ENMU regents dealing with housing issues

Tony Parra: PNT Staff Writer

The Eastern New Mexico University Board of Regents on Wednesday gave a Texas firm the go-ahead on plans for a privatized housing project east of Eddy Hall.

The proposal calls for 96 units with 270 beds in four apartment complexes located behind Eddy Hall and extending east to South Avenue I.

Eastern New Mexico University Steven Gamble said replacing two of the school’s dorms would be more cost-effecient than trying to refurbish the aging buildings.
Rafael Figueroa, president of Collegiate Development Services of Irving, Texas, said his company would take an estimated bond issuance at $11.9 million, which would be paid out through 30 years with the money generated from renting out to students. The university itself is under no financial obligation in the matter.

The university would begin generating revenue from the buildings after the debt service is paid off, between 26 to 30 years. Figueroa projected construction of the buildings would take 12 months and could be ready as soon as spring of 2007.

Regents viewed a design of the project with a swimming pool in the middle of the new residence halls along with a volleyball court. There would be a community center and leasing offices next to the residence halls with 270 parking spaces.

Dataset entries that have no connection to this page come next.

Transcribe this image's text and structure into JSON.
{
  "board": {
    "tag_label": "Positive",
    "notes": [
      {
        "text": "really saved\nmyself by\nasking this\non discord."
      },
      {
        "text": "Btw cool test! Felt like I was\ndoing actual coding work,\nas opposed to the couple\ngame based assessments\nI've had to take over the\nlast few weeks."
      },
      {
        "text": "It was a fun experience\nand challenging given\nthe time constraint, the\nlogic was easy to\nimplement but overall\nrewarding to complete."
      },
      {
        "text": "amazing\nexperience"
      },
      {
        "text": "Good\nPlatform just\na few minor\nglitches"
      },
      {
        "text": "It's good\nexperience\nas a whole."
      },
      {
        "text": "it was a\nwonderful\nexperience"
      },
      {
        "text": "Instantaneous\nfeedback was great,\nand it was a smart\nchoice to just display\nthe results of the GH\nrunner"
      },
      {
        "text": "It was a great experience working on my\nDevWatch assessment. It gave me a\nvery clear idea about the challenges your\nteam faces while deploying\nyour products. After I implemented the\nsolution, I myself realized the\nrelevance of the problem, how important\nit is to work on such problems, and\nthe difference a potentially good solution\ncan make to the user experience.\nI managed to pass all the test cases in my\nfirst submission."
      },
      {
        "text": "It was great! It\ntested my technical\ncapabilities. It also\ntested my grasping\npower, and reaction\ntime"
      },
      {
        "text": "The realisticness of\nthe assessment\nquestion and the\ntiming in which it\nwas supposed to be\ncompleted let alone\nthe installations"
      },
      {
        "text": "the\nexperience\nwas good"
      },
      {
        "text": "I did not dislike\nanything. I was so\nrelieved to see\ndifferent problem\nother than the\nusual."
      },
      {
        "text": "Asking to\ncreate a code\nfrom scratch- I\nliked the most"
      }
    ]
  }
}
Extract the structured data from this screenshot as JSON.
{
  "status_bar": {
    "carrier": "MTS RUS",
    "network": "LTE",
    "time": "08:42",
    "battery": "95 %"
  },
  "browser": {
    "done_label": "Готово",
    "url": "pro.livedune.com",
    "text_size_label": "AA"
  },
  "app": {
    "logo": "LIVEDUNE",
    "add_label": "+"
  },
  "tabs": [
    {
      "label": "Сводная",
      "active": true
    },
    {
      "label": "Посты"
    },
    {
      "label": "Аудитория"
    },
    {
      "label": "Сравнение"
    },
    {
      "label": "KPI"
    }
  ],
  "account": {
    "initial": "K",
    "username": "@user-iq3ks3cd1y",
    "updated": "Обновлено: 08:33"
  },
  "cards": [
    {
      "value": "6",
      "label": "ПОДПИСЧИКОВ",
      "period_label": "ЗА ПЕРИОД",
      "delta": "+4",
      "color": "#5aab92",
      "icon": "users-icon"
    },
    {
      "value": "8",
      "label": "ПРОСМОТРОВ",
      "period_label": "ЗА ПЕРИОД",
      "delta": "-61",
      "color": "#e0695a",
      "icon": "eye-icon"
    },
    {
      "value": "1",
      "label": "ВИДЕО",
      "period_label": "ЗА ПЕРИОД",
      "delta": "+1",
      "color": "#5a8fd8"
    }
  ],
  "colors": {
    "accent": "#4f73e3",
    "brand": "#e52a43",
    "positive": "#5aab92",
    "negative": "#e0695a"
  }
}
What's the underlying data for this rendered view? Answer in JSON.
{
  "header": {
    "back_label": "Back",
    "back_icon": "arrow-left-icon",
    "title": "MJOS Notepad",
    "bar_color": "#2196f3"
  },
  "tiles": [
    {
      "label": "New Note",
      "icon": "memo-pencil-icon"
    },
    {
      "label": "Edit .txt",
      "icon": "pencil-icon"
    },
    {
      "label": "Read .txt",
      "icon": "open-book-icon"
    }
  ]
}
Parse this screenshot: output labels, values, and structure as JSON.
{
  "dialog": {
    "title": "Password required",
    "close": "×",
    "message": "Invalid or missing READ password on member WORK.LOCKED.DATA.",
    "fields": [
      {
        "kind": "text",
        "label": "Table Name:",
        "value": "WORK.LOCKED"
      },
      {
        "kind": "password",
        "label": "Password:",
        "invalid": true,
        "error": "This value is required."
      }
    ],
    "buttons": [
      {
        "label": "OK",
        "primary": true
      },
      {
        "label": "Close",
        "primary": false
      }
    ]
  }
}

The residential buildings have one-, two- and four-bedroom apartments which would be fully furnished. The one-bedroom apartment would tentatively cost $511 per month per bed, while the two-bedroom apartment would cost $451 per month per bed. The four-bedroom apartment would cost $351 per month, per bed.

The need for housing was demonstrated in the first week-and-a-half of ENMU classes. According to Gamble, for a while there was no water to the top two floors at Lincoln Hall because of a burned out pump.

“We can’t stabilize the air conditioning in 25 rooms in Lincoln Hall,” Gamble added. “The first three days there was no air conditioning in Lincoln Hall. We had elevator problems. We’re having expensive problems and we’re putting as much money as we can into the solutions.”

Gamble said many of these problems are due to the age of the buildings. Stephanie McClary, ENMU director of housing, confirmed that all of the current residence halls are more than 40 years old. Gary Musgrave, vice president for student affairs, said a possibility for Lincoln and Chavez Halls is that they would be torn down.

Gamble said $1.2 million would be needed just to fix the plumbing in Chavez Hall.

ENMU officials feel renovating Lincoln and Chavez Halls would make less sense than to construct new buildings.
Regents voted unanimously to allow ENMU officials to move forward with the project.

• Gamble said early estimates for fall enrollment are between 4,000 to 4,050.

• Gamble said today is the last day for college students who were victims of Hurricane Katrina to enroll at ENMU as transfers and pay in-state tuition. The university will provide students with a free meal plan if they reside in a campus residence hall.

According to data released by the State Higher Education Executives Organization, about 75,000 students in Louisiana and 15,000 students in Mississippi are unable to continue their higher education studies because of the aftermath of Hurricane Katrina.

Gamble said three people have contacted the university about the program, but nobody has enrolled as of noon on Wednesday.